- Posted on Apr 6th 2012 3:45PM by David Chiu
"'Know Me' was recorded the night Hurricane Irene was supposed to hit us. We were scared the studio might actually flood, so we were really down to the wire, and I think we did the entire song in one day. I was waiting for this epic hurricane that never came. I was in a vocal booth making up lyrics. It was a total surprise and shocker that it ended up being the single and it's my favorite song on the record."
Those who are familiar with the former Crystal Stilts/Vivian Girls/Dum Dum Girls member will notice something different in her sound on Interstellar, a shift from the '60s-styled girl-group pop of Frankie Rose and the Outs to a work that contains elements of New Wave and modern rock.
"There's been a lot of reverb happening in music lately," Rose explains. "Everything has just been kind of a wash. Although I understand why it's satisfying to hear that and it's a really pleasant sound for everyone, I definitely wanted something more lush and cleaner, bigger-sounding, almost cinematic."
Rose describes Interstellar, which took her a year to write and record, as a concept album whose songs were influenced by a legendary writer. "A lot of the songs are inspired by old Ray Bradbury Sci-Fi stories. Nobody knows because it's not obvious. It's definitely tracked in a certain order. It was planned in my mind that way."
The material on Interstellar varies between rock numbers in "Night Swim" and "Daylight Sky," and mood-influenced songs such as the title track and the cinematic "Moon in My Mind." "That originally was written for and submitted to a movie that shall remain unnamed," Rose says of the latter track. "Unfortunately, I got it in late and it didn't fly because I got it in late. It was originally written for a movie about vampires, but I really liked it and I decided that I wanted to keep it as an album track."
Rose is currently on a national tour, and she acknowledges that calling the shots now as a solo artist has its advantages and disadvantages. "You don't have to make decisions with other people, [which] can be really difficult at times. But now I have to answer every e-mail. If something happens or doesn't happen, I'm completely responsible. I also have bandmates [who] I need to make sure they're happy on tour.
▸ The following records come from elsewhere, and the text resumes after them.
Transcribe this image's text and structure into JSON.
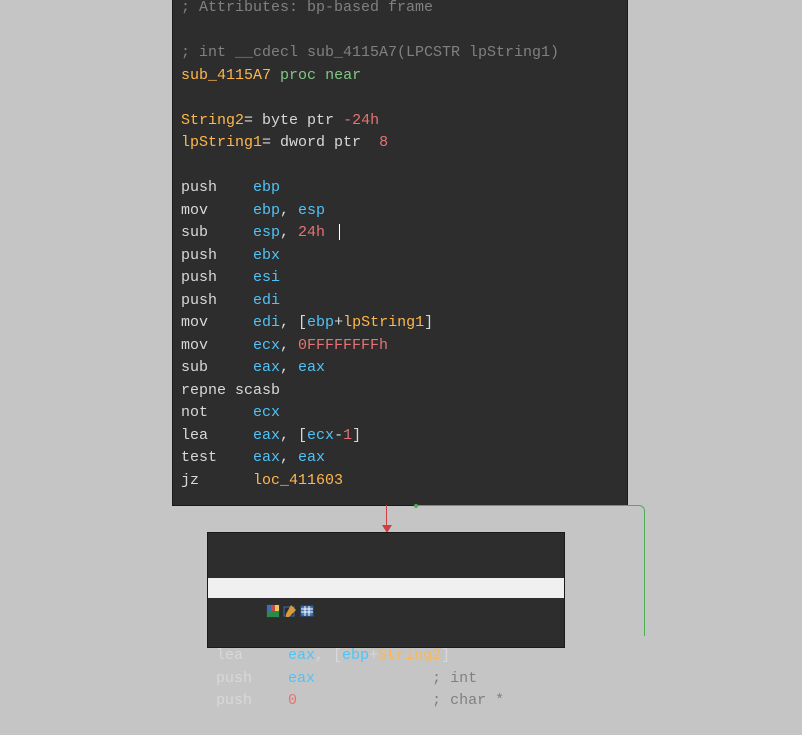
{
  "box1": {
    "comment1": "; Attributes: bp-based frame",
    "comment2": "; int __cdecl sub_4115A7(LPCSTR lpString1)",
    "proc_label": "sub_4115A7",
    "proc_kw1": "proc",
    "proc_kw2": "near",
    "vars": [
      {
        "name": "String2",
        "eq": "=",
        "type": "byte ptr",
        "off": "-24h"
      },
      {
        "name": "lpString1",
        "eq": "=",
        "type": "dword ptr",
        "off": "8"
      }
    ],
    "instr": [
      {
        "op": "push",
        "t": [
          {
            "c": "reg",
            "v": "ebp"
          }
        ]
      },
      {
        "op": "mov",
        "t": [
          {
            "c": "reg",
            "v": "ebp"
          },
          {
            "c": "p",
            "v": ", "
          },
          {
            "c": "reg",
            "v": "esp"
          }
        ]
      },
      {
        "op": "sub",
        "t": [
          {
            "c": "reg",
            "v": "esp"
          },
          {
            "c": "p",
            "v": ", "
          },
          {
            "c": "num",
            "v": "24h"
          }
        ],
        "cursor": true
      },
      {
        "op": "push",
        "t": [
          {
            "c": "reg",
            "v": "ebx"
          }
        ]
      },
      {
        "op": "push",
        "t": [
          {
            "c": "reg",
            "v": "esi"
          }
        ]
      },
      {
        "op": "push",
        "t": [
          {
            "c": "reg",
            "v": "edi"
          }
        ]
      },
      {
        "op": "mov",
        "t": [
          {
            "c": "reg",
            "v": "edi"
          },
          {
            "c": "p",
            "v": ", ["
          },
          {
            "c": "reg",
            "v": "ebp"
          },
          {
            "c": "p",
            "v": "+"
          },
          {
            "c": "label",
            "v": "lpString1"
          },
          {
            "c": "p",
            "v": "]"
          }
        ]
      },
      {
        "op": "mov",
        "t": [
          {
            "c": "reg",
            "v": "ecx"
          },
          {
            "c": "p",
            "v": ", "
          },
          {
            "c": "num",
            "v": "0FFFFFFFFh"
          }
        ]
      },
      {
        "op": "sub",
        "t": [
          {
            "c": "reg",
            "v": "eax"
          },
          {
            "c": "p",
            "v": ", "
          },
          {
            "c": "reg",
            "v": "eax"
          }
        ]
      },
      {
        "op": "repne scasb",
        "t": []
      },
      {
        "op": "not",
        "t": [
          {
            "c": "reg",
            "v": "ecx"
          }
        ]
      },
      {
        "op": "lea",
        "t": [
          {
            "c": "reg",
            "v": "eax"
          },
          {
            "c": "p",
            "v": ", ["
          },
          {
            "c": "reg",
            "v": "ecx"
          },
          {
            "c": "p",
            "v": "-"
          },
          {
            "c": "num",
            "v": "1"
          },
          {
            "c": "p",
            "v": "]"
          }
        ]
      },
      {
        "op": "test",
        "t": [
          {
            "c": "reg",
            "v": "eax"
          },
          {
            "c": "p",
            "v": ", "
          },
          {
            "c": "reg",
            "v": "eax"
          }
        ]
      },
      {
        "op": "jz",
        "t": [
          {
            "c": "label",
            "v": "loc_411603"
          }
        ]
      }
    ]
  },
  "box2": {
    "instr": [
      {
        "op": "lea",
        "t": [
          {
            "c": "reg",
            "v": "eax"
          },
          {
            "c": "p",
            "v": ", ["
          },
          {
            "c": "reg",
            "v": "ebp"
          },
          {
            "c": "p",
            "v": "+"
          },
          {
            "c": "label",
            "v": "String2"
          },
          {
            "c": "p",
            "v": "]"
          }
        ]
      },
      {
        "op": "push",
        "t": [
          {
            "c": "reg",
            "v": "eax"
          }
        ],
        "tail": {
          "c": "comment",
          "v": "; int"
        },
        "tailcol": 24
      },
      {
        "op": "push",
        "t": [
          {
            "c": "num",
            "v": "0"
          }
        ],
        "tail": {
          "c": "comment",
          "v": "; char *"
        },
        "tailcol": 24
      }
    ]
  },
  "colors": {
    "bg_canvas": "#c5c5c5",
    "bg_code": "#2d2d2d",
    "comment": "#808080",
    "register": "#4fc3f7",
    "number": "#e57373",
    "label": "#ffb74d",
    "keyword": "#81c784",
    "text": "#d8d8d8",
    "arrow_false": "#d04040",
    "arrow_true": "#4caf50"
  }
}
It's a different level of stress for sure but it's one that I'm actually more comfortable with."
Having been in three indie bands before going solo has been a learning experience for her. "I've literally seen the worse of things and the best of things. I've had every experience that you can possibly have on tour and different dynamics of being in a group: What it's like to be a great band leader, what it's like to be a bad band leader , how things can be dealt with in a good way or a bad way. Working with Dee Dee in Dum Dum Girls, she's amazing. She's a real egalitarian band leader. She made sure everyone was happy. I actually learned so much from her."
After putting out Interstellar, Rose is already thinking about the next record, which she hints may contain more strings. "The question I'm asked over and over again is why do I leave bands. Because generally I don't want to do the same thing twice," she says. "So I really doubt it will sound anything like Interstellar. It depends a lot on what I'm influenced by at the moment. I have some ideas swimming around in my head that sounds nothing like Interstellar. So I think it's going to be a surprise to me too."
For someone with an interesting track record in indie rock, Rose says the thing that she cares about is recording as far as a career highlight is concerned. "That's the most joy I have. It's the reason why I play music at. all. I enjoy being in the studio. It's bittersweet when the record is done for sure. I'm always looking forward to being back in there. That's for me pure joy."